Beyond 2021 – transforming the Census
The 2021 Census will be the UK’s first predominantly online census. For future decades ONS is exploring the possibility of a Census based on linking together administrative data supported by survey information.
Becky Tinsley reflects on how ONS is refining its approach to gathering and using administrative data – information people have already supplied to other government bodies – to produce census-type outputs.
In February, we talked about our aim of putting together a census based on combining administrative data and surveys. We call this an Administrative Data Census.
To understand how well we’re progressing towards this, we carry out an assessment each year. Today we’ve published our second annual assessment.
Our assessment is made against the following five high-level criteria:
These criteria reflect what needs to be in place for the Office for National Statistics (ONS) to move to an Administrative Data Census.
Figure 1 shows the assessment we’ve published today. It shows where we were last year, where we are now and where we expect to be by 2023. Understanding where we expect to be by 2023 is important as that’s when the National Statistician will make the next recommendation about the future of the census and population statistics.
Our expected assessment shows the real potential to move in a different direction after the next census in 2021. We also show the direction of our progress from last year, and the progress we expect to make in the coming year.
Figure 1. Overall assessment against five high-level criteria
The major change from last year’s assessment is on access to data. This is due to the Digital Economy Act 2017 being passed into law in April 2017.
The Act gives ONS a right of access to information held by government departments, other public bodies, charities and large and medium-sized businesses, for statistics and research purposes. This is an important step forward in our ability to access the range of data needed to produce Administrative Data Census outputs.
While this is the only criteria we’ve changed our assessment for since 2016, we’ve made good progress towards improving our assessment for other criteria. In our previous blog we talked about the progress we have made in:
- Improving the accuracy of administrative data-based population estimates through improved linking, use of new data sources and improved methodology
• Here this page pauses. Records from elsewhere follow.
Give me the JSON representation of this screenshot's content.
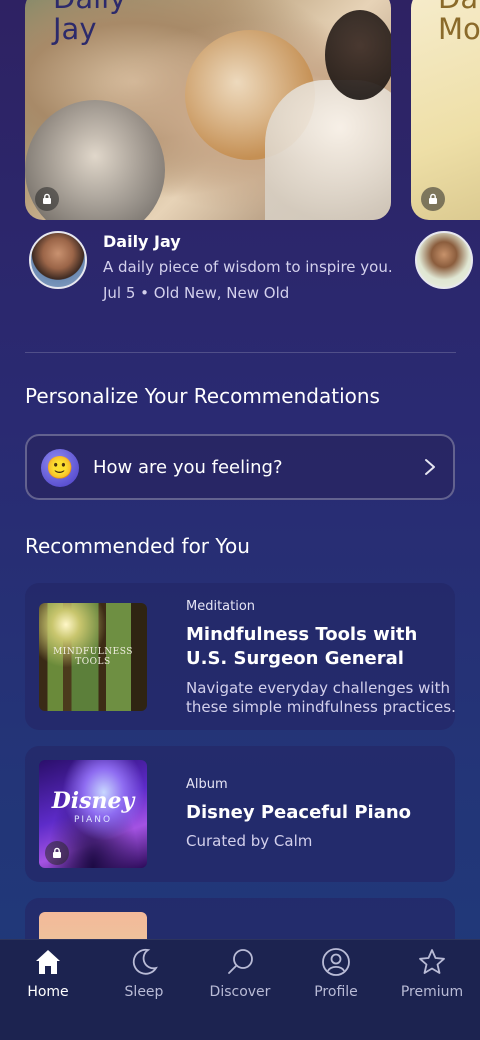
{
  "carousel": [
    {
      "title_line1": "Daily",
      "title_line2": "Jay",
      "locked": true
    },
    {
      "title_line1": "Da",
      "title_line2": "Mo",
      "locked": true
    }
  ],
  "featured": {
    "name": "Daily Jay",
    "description": "A daily piece of wisdom to inspire you.",
    "meta": "Jul 5 • Old New, New Old"
  },
  "personalize": {
    "section_title": "Personalize Your Recommendations",
    "prompt": "How are you feeling?",
    "emoji": "🙂"
  },
  "recommended": {
    "section_title": "Recommended for You",
    "items": [
      {
        "kind": "Meditation",
        "title": "Mindfulness Tools with U.S. Surgeon General",
        "description": "Navigate everyday challenges with these simple mindfulness practices.",
        "thumb_text": "MINDFULNESS TOOLS",
        "locked": false
      },
      {
        "kind": "Album",
        "title": "Disney Peaceful Piano",
        "description": "Curated by Calm",
        "thumb_brand": "Disney",
        "thumb_sub": "PIANO",
        "locked": true
      }
    ]
  },
  "tabbar": [
    {
      "label": "Home",
      "icon": "home-icon",
      "active": true
    },
    {
      "label": "Sleep",
      "icon": "moon-icon",
      "active": false
    },
    {
      "label": "Discover",
      "icon": "magnifier-icon",
      "active": false
    },
    {
      "label": "Profile",
      "icon": "person-icon",
      "active": false
    },
    {
      "label": "Premium",
      "icon": "star-icon",
      "active": false
    }
  ]
}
- Producing new estimates on the number of occupied addresses (households) and estimates of personal income direct from administrative data sources
One of our biggest challenges will be to produce outputs about the characteristics of our population and housing stock.
The ten-yearly census produces vital information on a range of topics (such as ethnicity, labour market, education, health) to plan services, evaluate policy and allocate resources. In the last year, we’ve explored what administrative data is available for each of the census topics. We’ve made an initial assessment of the coverage (how much of the population is covered) and the quality (how closely does the administrative data meet the user need) of each topic, as shown in figure 2.
For some topics (such as age, sex, accommodation type and number of bedrooms), administrative data is available that covers the majority of the population and is closely related to the user need. For example, almost all of the data sources we have access to include date of birth and sex. These include the NHS Patient Register, Department for Work and Pensions (DWP) Customer Information System data and School Census data. The Land Registry and Valuation Office Agency data sources both include ‘type of property’ and ‘number of bedrooms’ information that covers most of the housing stock in England and Wales. We therefore expect to be able to produce our outputs directly from administrative data for topics like these.
For other topics (such as the amount of unpaid care provided), there is very limited administrative data available. We would expect to rely more heavily on surveys to produce these outputs.
Figure 2. Quality assessment of census topics from administrative sources
Our plans for the next year build on this ground work. We’ll continue to demonstrate the potential for an Administrative Data Census to produce outputs that meet information needs by publishing more Research Outputs.
We’ll also work closely with data suppliers to access data sources through the new powers in the Digital Economy Act 2017. The Act will enable us to make progress against the other high-level criteria over the coming years and building those relationships with suppliers will be crucial if we want to move to an Administrative Data Census post 2021.
Becky Tinsley is Acting Head of Administrative Data Census